What books have influenced your writing style? And what author has been an inspiration to your writing?


Oh... books and writers who influenced me? Do you have a few days? I am a voracious reader, and I’ve probably picked up tidbits from everyone I’ve ever read.


Right off the top of my head, my current influences are Robert Heinlein, Spider Robinson, Anne Bishop, Jacqueline Carey, Laura Antoniou, Cecilia Tan, Lauren Burka and Tanith Lee. Right that this moment. Ask me again tomorrow, you might get a different list.

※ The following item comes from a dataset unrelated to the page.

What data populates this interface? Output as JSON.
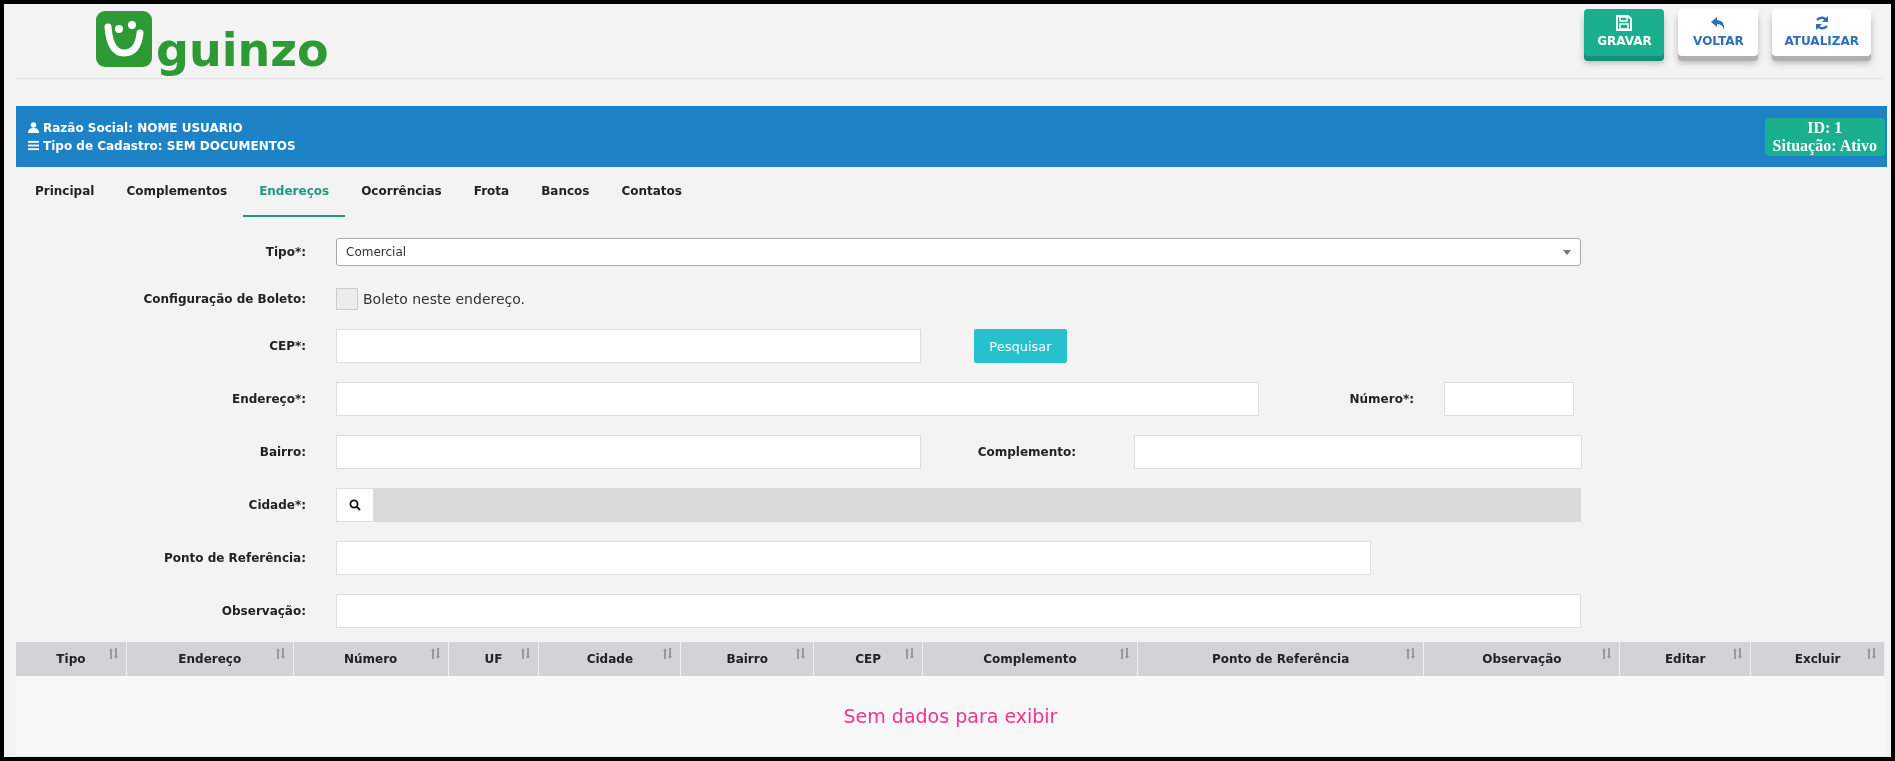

For the inspiration author, that would be Jacqueline Carey. I want to grow up to be just like her. I had the chance to have dinner with her in 2006, and she’s warm and wonderful and approachable and every other lovely adjective you could add. She’s so very nice to her fans, and I love her to bits.


What advice would you give aspiring authors?


The biggest advice is don’t give up. Richard Bach said it best: “A professional writer is an amateur who didn’t quit.” Don’t quit! Keep on writing, keep on going, keep on reading and learning and growing. Join a writing group, join a crit group. Talk to other writers. Check out groups like the Erotica Readers and Writers Association and the Online Writers Workshop. I’m probably going to get pilloried for saying this, but new writers should try their hands at writing fanfiction! It’s a great training ground for a new writer. Frankly, it doesn’t matter what you write, so long as you keep on writing, that’s the important thing.



What future projects do you have planned?


I have two erotic novels coming out from Circlet Press. The first is Princes of Air, a historical fantasy set in pre-Roman Ireland, about the shapeshifting sons of the Goddess Morrigan. The other is House of Sable Locks, which is a steampunk novel that takes up where “The Succubus” left off. Princes of Air should be out sometime later this year, and House of Sable Locks should be next year.


Right now, I’m working on Heart’s Master, which is an erotica urban fantasy and brings back the characters of Steven and his lover Nick, from my story “The Hand You’re Dealt.” Hand is probably the story for which I’ve gotten the most positive reactions, because the main character, Steven, is blind, and he and his lover have a very open, very positive relationship. He’s a character who just happens to be disabled, not a disability with a character attached. People really liked that. I’m about a third of the way into it, and I’m hoping to deliver early next year.


If you were writing a book about your life, what would the title be?


Oh, that’s one I have to think about. It would either be Brain-Sweeps, which takes into account my other life as a jeweler. Sweeps are the little bits of metal left over after you finish a piece. Or it would be Word-Herder: The Life of a Pervy Fetish Writer.



Thank You Elizabeth, for participating in my author Q&A.  I wish you continued success with your writing and look forward to seeing more of your published works in the future.


Thanks for having me! It was fun!